Opening the Magnetic Bottle of a Tokamak Causes Particles to Rush Inward

Perturbing the edge magnetic field of a tokamak produces a counterintuitive response: particles entering the confined region rather than escaping it.

Image credit: N.C. Logan, et al., Improved Particle Confinement with Resonant Magnetic Perturbations in DIII-D Tokamak H-mode Plasmas. Physical Review Letters 129, 205001 (2022).
The evolution over time of electron density fluctuations and electron density as a magnetic perturbation is applied. After 0.5 seconds of applied perturbation, the fluctuations reduce, and the density increases.

The Science

A tokamak uses magnetic fields to confine plasma and reach the high temperatures necessary to produce nuclear fusion reactions. In some tokamak plasmas, confinement in a particular part of the plasma called the pedestal (the plasma edge) can allow large pressure gradients to form. These pressure gradients (changes in pressure over a distance) lead to plasma instabilities. One type of instability that results from extreme pressure gradients is the edge localized mode (ELM). An ELM involves a burst of particles and energy that leave the plasma and strike the tokamak wall. Fusion researchers can prevent ELMs through controlled alterations of the magnetic field. However, this approach also causes the plasma pressure, a function of temperature and particle density, to be reduced, limiting fusion output. In recent experiments at the DIII-D National Fusion Facility, researchers identified a new regime in which applied magnetic perturbations caused pedestal confinement to improve. Contrary to expectations, this led to increased density consistent with improved fusion performance. The researchers believe the improvement in confinement is due to the applied magnetic perturbations reducing density turbulence in the pedestal, causing particles in the plasma to move inward.

The Impact

These experiments and the associated modeling demonstrate that magnetic perturbations can be applied to a tokamak plasma without reducing fusion performance. This is important for a future fusion pilot plant. Researchers expect these plants to operate at power levels where the power flux expended by large ELMs can damage the device. This will make applied magnetic perturbations important for these devices. The recent experiments suggest that ELMs can be mitigated without surrendering fusion performance if the plasma is rotating in a direction opposite to its current. Building on this work, the design of a fusion pilot plant will benefit from further insights into pedestal confinement and development of maximally efficient ways to use a magnetic perturbation system.


Under conditions of strong confinement, the pedestal of a tokamak can produce instabilities that expel particles into the device wall. Researchers use applied magnetic perturbations to disturb the pedestal such that these instabilities (ELMs) are either reduced in magnitude or eliminated entirely, although these perturbations do disturb the tokamak magnetic field in such a way that some particles escape confinement. When an ELM occurs, pedestal pressure decreases, but only until the high level of confinement within the plasma allows the pressure to build up again, eventually leading to another ELM event.
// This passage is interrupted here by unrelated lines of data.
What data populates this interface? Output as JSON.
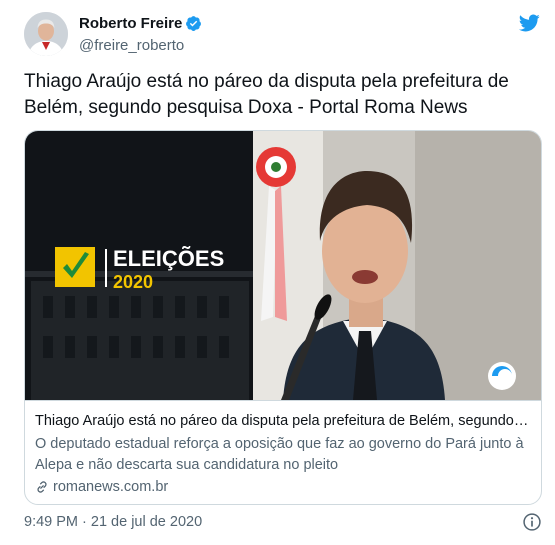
{
  "author": {
    "name": "Roberto Freire",
    "handle": "@freire_roberto"
  },
  "tweet": {
    "text": "Thiago Araújo está no páreo da disputa pela prefeitura de Belém, segundo pesquisa Doxa - Portal Roma News",
    "timestamp": "9:49 PM · 21 de jul de 2020"
  },
  "card": {
    "banner_word": "ELEIÇÕES",
    "banner_year": "2020",
    "title": "Thiago Araújo está no páreo da disputa pela prefeitura de Belém, segundo pesquisa Doxa - Portal Roma News",
    "description": "O deputado estadual reforça a oposição que faz ao governo do Pará junto à Alepa e não descarta sua candidatura no pleito",
    "domain": "romanews.com.br"
  },
  "icons": {
    "verified": "verified-badge-icon",
    "brand": "twitter-bird-icon",
    "link": "link-icon",
    "info": "info-icon"
  },
  "colors": {
    "brand_blue": "#1d9bf0",
    "secondary_text": "#536471",
    "border": "#cfd9de"
  }
}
However, perturbing the pedestal and reducing confinement adversely affect plasma density and fusion performance. Thus, the key has been to allow just enough particle loss to keep the pedestal pressure below the level that results in an ELM.

In experiments at the DIII-D National Fusion Facility, researchers provided the first demonstration of applying magnetic perturbations and experiencing increased plasma density across the pedestal. In this new regime, magnetic perturbations caused the pedestal confinement to improve. Total particle flux on the tokamak wall caused by ELMs was unchanged during the applied perturbations, while the increased plasma density corresponded to an improvement in fusion performance. The researchers attribute the improved confinement to the applied magnetic perturbations reducing density turbulence in the pedestal and causing an inward particle flux. As these dynamics become better understood, it may help researchers design a perturbed tokamak scenario that mitigates ELMs while simultaneously increasing fusion performance.


N.C. Logan
Lawrence Livermore National Laboratory


This work was supported by the Department of Energy (DOE) Office of Science, Office of Fusion Energy Sciences, using the DIII-D National Fusion Facility, a DOE Office of Science user facility.


Logan, N.C., et al., Improved Particle Confinement with Resonant Magnetic Perturbations in DIII-D Tokamak H-mode Plasmas. Physical Review Letters 129, 205001 (2022). [DOI: 10.1103/PhysRevLett.129.205001]

Highlight Categories

Program: FES

Performer: DOE Laboratory , DIII-D